Sales Process is the "broccoli" of the sales world – we know it is good for us but we still have a hard time implementing it. Find out why #embracingbroccoli is key to your business growth.
By David Baars, Marketing Manager at PipelineDeals
I love working with sales and business development teams but I hate the feeling of “being sold.” When I’m being sold, I get the distinct feeling that:
The salesperson’s needs are more important than my business’s needs.
The salesperson’s time is more important than my time.
The salesperson’s priorities are more important than my business’s priorities.
The best salespeople don’t make you feel like you’re being sold to at all. The best salespeople make you feel you have learned something valuable and they motivate you to take action. The best salespeople have a process for making themselves trusted advisors and help you navigate a complicated business decision. In short, they make buying easy and fun.
The idea that buyer’s hate being sold to is conventional wisdom at this point. So why does it feel like we’re drowning in impersonal pitches, unwanted emails, and generally scammy sales hacks? Because we ARE drowning.
Business development and sales is built on three pillars: people, process, and technology. Of these three pillars, I believe process is the most important and least sexy element of sales. It’s the proverbial “broccoli” of the sales world. And business development is still struggling to embrace sales process.
Negatives sales behaviors like scammy pitches, not respecting a buyer's time, and impersonal emails and cold calls are symptoms of poor sales process. And truthfully, (many) salespeople have not embraced broccoli since the dawn of sales.
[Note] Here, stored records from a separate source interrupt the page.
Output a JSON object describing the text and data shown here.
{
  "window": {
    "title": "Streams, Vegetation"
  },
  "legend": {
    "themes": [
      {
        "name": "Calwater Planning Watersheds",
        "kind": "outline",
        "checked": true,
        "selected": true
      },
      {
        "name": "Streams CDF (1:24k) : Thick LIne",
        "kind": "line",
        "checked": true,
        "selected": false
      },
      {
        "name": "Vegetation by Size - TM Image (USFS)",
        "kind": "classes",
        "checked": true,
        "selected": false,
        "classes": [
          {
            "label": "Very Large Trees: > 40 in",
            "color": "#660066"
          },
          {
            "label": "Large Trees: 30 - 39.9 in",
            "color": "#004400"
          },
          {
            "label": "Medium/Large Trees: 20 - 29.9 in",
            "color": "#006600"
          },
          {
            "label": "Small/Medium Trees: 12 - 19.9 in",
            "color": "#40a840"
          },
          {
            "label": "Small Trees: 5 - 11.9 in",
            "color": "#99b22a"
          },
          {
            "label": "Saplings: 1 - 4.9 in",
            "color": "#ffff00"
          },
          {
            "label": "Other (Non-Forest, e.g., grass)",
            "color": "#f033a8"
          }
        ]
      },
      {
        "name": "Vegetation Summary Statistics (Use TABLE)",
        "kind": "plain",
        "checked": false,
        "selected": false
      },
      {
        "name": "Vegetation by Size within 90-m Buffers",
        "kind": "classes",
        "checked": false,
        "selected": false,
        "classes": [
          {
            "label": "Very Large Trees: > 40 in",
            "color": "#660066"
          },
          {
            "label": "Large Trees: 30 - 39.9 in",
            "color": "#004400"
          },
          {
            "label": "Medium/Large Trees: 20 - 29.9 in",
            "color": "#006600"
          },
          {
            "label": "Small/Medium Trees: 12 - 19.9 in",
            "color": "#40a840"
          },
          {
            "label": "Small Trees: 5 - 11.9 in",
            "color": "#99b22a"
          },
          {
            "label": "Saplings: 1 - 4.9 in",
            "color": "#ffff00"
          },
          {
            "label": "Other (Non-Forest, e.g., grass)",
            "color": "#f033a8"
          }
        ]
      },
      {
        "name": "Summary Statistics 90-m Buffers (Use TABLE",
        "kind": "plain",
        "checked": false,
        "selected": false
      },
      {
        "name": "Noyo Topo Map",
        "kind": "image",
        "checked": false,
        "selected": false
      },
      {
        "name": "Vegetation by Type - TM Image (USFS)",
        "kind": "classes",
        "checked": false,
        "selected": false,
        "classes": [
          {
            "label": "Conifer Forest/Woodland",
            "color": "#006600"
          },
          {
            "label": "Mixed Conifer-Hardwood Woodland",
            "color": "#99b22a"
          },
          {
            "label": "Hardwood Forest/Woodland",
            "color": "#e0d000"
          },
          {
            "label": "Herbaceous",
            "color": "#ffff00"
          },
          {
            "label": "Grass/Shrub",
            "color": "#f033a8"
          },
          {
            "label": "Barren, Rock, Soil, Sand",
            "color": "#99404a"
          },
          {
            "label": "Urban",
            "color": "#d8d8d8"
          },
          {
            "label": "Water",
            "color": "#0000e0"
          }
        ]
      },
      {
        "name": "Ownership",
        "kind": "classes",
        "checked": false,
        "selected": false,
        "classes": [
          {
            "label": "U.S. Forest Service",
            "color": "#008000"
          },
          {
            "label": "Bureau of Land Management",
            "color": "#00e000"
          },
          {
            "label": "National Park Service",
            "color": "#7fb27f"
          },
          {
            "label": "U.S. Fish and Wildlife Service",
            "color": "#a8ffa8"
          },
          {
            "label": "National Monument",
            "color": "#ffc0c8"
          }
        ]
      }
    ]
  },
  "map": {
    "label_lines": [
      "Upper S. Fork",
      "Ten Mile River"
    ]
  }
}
Salespeople have been quick to embrace technologies that make their work easier and more fun. For instance, sales enablement tools like YesWare, Salesloft, and the new Connect feature for PipelineDeals are great for helping salespeople know which emails are resonating with buyers. This type of technology helps salespeople focus on who to follow-up with and when.
There’s a dark side to these technologies that many sales teams do not admit. We may have the technology to scale business development, but that doesn’t mean we have the right processes in place to scale in the right way.
Interestingly, the adoption of new technologies in sales has grown in parallel with a rise in sales hacks. Sales hacks are quick, tactical measures that promise to improve your sales results in a big way with little effort. While sales hacks do not necessarily have to be bad, an over-reliance on these hacks in the absence of a clear strategy is dangerous.
To illustrate, I've recently been receiving cold emails from digital marketing and advertising businesses. As a fellow marketer and paid search advertiser, I understand how PipelineDeals ended up as a potential lead for these agencies. I respect that they’re trying to build awareness and win my business. I’m not convinced though that many of these businesses have a coherent process in place to predictably win new business.
Take for example the email that I received below. I’ve received this same email, almost word-for-word, from scores of sales development reps.
Admittedly, I’m choosing to highlight a particularly lame email that I’ve received one too many times. It also happens to be featured as a "winning" email template on a popular blog for sales development reps. However, most emails that I receive from business development types are not much better.
As business development professionals, I am concerned about the philosophy underpinning this type of spammy business development. At the very least, we should recognize that it is disrespectful of your buyer’s time to copy an email template you read on a blog somewhere and call it a day.
I make it a point to accept nearly every cold call because I’m really passionate about business development. Many sales development reps (SDRs) I interact with daily do not have a solid process in place for becoming a trusted advisor. What I hear from SDRs when they call is: these are MY needs, give ME your time, focus on MY priorities. This egocentric view of your product or service is precisely the reason why people hate being sold to.
So what can we do about it? If you’re not happy with your business’s sales results, then take a look back at the fundamentals of sales. It can be tempting to throw more money at your sales problem by adding more salespeople or purchasing new technology, but that money will be wasted if your sales process is not fundamentally sound. Bad process is costing your business’s time, money, and reputation. It’s time for sales and marketing to eat their broccoli and develop a better sales process.